Segment Open
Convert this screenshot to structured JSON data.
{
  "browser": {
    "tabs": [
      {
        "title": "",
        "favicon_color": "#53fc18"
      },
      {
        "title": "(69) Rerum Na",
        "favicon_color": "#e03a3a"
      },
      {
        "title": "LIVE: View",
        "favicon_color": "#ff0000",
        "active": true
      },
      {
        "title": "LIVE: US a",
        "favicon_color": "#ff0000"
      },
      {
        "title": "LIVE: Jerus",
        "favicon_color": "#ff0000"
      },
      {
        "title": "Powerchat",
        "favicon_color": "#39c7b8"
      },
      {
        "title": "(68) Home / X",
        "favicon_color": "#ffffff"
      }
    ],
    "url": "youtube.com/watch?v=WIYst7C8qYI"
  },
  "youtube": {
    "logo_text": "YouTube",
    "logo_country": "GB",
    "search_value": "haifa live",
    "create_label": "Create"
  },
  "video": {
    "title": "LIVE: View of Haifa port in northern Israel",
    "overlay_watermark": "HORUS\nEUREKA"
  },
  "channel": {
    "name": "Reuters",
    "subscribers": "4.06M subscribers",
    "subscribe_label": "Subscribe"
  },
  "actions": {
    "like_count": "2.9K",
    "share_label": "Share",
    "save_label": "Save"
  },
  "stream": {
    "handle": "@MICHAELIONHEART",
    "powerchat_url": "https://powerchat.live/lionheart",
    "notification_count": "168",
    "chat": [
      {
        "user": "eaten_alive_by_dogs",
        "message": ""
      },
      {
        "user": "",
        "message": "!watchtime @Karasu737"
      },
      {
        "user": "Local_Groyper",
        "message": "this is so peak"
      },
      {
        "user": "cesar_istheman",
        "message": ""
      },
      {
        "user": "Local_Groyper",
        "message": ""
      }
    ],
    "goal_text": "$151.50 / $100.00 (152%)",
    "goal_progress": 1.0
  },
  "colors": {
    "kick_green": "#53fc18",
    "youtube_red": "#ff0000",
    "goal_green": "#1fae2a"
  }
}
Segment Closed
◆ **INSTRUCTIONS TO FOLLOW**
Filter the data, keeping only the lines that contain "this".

◆ **ANSWER**
Convert this screenshot to structured JSON data.
        "message": "this is so peak"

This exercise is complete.